Fall 2011

Land Trust

– Ginger Strand

The periodic urge to embrace bucolic self-sufficiency — or at least to dream of doing so — is upon us once more.

Locavores, urban farms, backyard chickens. The periodic urge to embrace bucolic self-sufficiency—or at least to dream of doing so—is upon us once more. Is it an outburst of environmental anxiety triggered by the much-bemoaned End of Nature? Maybe. But Dona Brown’s Back to the Land is a useful corrective to the idea that the country living movement is strictly an effort to get right with Mother Earth. Tracing the history of the back-to-the-land movement across the 20th century, Brown argues that the waxing and waning impulse to return to rural life tracks economic anxiety more than ecological awareness.

Back-to-the-land movements are often assumed to have taken root with Henry David Thoreau or ideas about nature embodied in Romanticism, but Brown launches her story later, in the early 20th century, when financial instability amplified a growing unease with urbanization. She argues convincingly that proponents of the movement wanted farms of their own as guarantees of financial security—particularly in the face of retirement—rather than as idyllic rural retreats. Not that their motives lacked any kind of ideology, but that too was economic: First-wave back-to-the-landers were intent on becoming self-sufficient producers instead of parasitic consumers. In fact, anti-consumerism is one theme linking the historical iterations of the country life movement.

In the first two decades of the century, however, the nature of that critique of the economic system changed. The back-to-the-land movement began to jettison many of its associations with reform and radicalism. In a surprising chapter, Brown shows how the movement became bound up with real estate development, irrigation, and the growth of a car-dependent culture. Colonies including William Ellsworth Smythe’s Little Lands, founded in San Ysidro, California, in 1908, subscribed to the same ideal—a house with some greenery around it—promoted in protosuburbs such as architect Frank Lloyd Wright’s Broadacre City.

There was, Brown writes, “an increasingly intimate interplay between back-to-the-land rhetoric and the emerging Southern California suburban ‘lifestyle.’ ” In other words, a split was looming between those who wanted actual rural life and those who wanted a sanitized suburban semblance of it. Later, when the suburban lifestyle swept the mainstream, drawing fire as soulless and unsustainable, the split became a chasm.

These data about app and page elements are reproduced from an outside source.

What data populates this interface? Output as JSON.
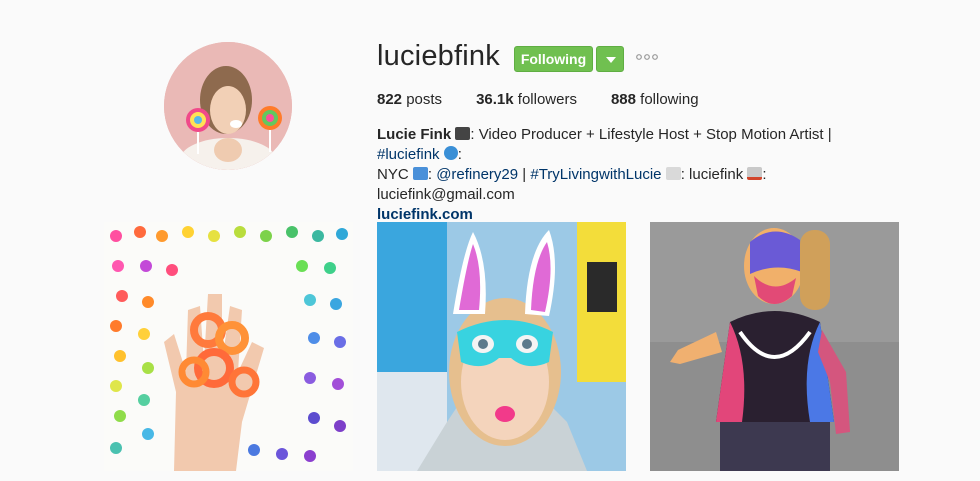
{
  "profile": {
    "username": "luciebfink",
    "following_label": "Following",
    "stats": {
      "posts_count": "822",
      "posts_label": " posts",
      "followers_count": "36.1k",
      "followers_label": " followers",
      "following_count": "888",
      "following_label": " following"
    },
    "bio": {
      "name": "Lucie Fink",
      "line1_rest": ": Video Producer + Lifestyle Host + Stop Motion Artist | ",
      "hashtag1": "#luciefink",
      "line1_end": ":",
      "loc_text": "NYC",
      "sep1": ": ",
      "mention": "@refinery29",
      "pipe": " | ",
      "hashtag2": "#TryLivingwithLucie",
      "snap_text": ": luciefink",
      "email_text": ": luciefink@gmail.com",
      "website": "luciefink.com"
    }
  },
  "icons": {
    "dropdown": "chevron-down-icon",
    "more": "ellipsis-icon",
    "emoji_camera": "movie-camera-icon",
    "emoji_globe": "globe-icon",
    "emoji_play": "play-button-icon",
    "emoji_ghost": "ghost-icon",
    "emoji_inbox": "inbox-icon"
  },
  "colors": {
    "accent_green": "#70c050",
    "link_blue": "#003569",
    "background": "#fafafa"
  }
}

The country life movement faded in the prosperous, urbane 1920s, then surged back during the Great Depression, due partly to renewed frustration with the economic system. President Franklin Roosevelt added something new: federal sponsorship. He wanted to promote self-sufficiency—but he had to tread carefully in order to appease the farm lobby, which feared competition from the little guy. Rather than advocate a wide-scale return to small farms, the New Deal promoted “subsistence homesteads” and “greenbelt towns,” where residents could grow fruits and vegetables for themselves, but not for the market. The New Deal thus struck a blow for the suburban version of country life in deference to the farm lobby. The transition from family farms to industrial agribusiness is a lurking subtext in this book, though Brown shies away from discussing it in detail.

The New Deal era, Brown declares, was the last time liberals would advocate government programs to help citizens produce for themselves. After World War II, the country life movement gave birth to a new wing: “decentralists” opposed to bigness, whether of corporations or of governments. They were, not surprisingly, often based in Vermont, one of the few states that sustain a separatist movement. (The author is an associate professor of history at the University of Vermont.)

The most famous of these Vermont back-to-the-landers, Helen and Scott Nearing, were not strictly decentralists, but staunch socialists. Nonetheless, their book Living the Good Life (1954) would be the bible for back-to-the-land’s next flowering. In the 1970s, the movement came to represent a countercultural lifestyle and a rejection of the “rat race.” Brown argues that even this iteration was more a reaction to economic instability—triggered by inflation and the oil crisis—than the outburst of hippie nature-worship many people see it for.

Brown’s enthusiasm for sharing the fruits of archival research means that her narrative often gets bogged down, but the book’s main insight is clear. Today’s surge in the popularity of gardening is frequently said to reflect economic insecurity. Brown unearths an alternative history in which going back to the land has always been more about greenbacks than green.

* * *

Ginger Strand is the author of Inventing Niagara: Beauty, Power, and Lies (2008). Her book about highway murderers, Killer on the Road: Violence and the American Highway, will be published in March.

Reviewed: Back to the Land: The Enduring Dream of Self-Sufficiency in Modern America by Dona Brown, University of Wisconsin Press, 2011, 290 pp.

Photo courtesy of Flickr/Kenneth Spencer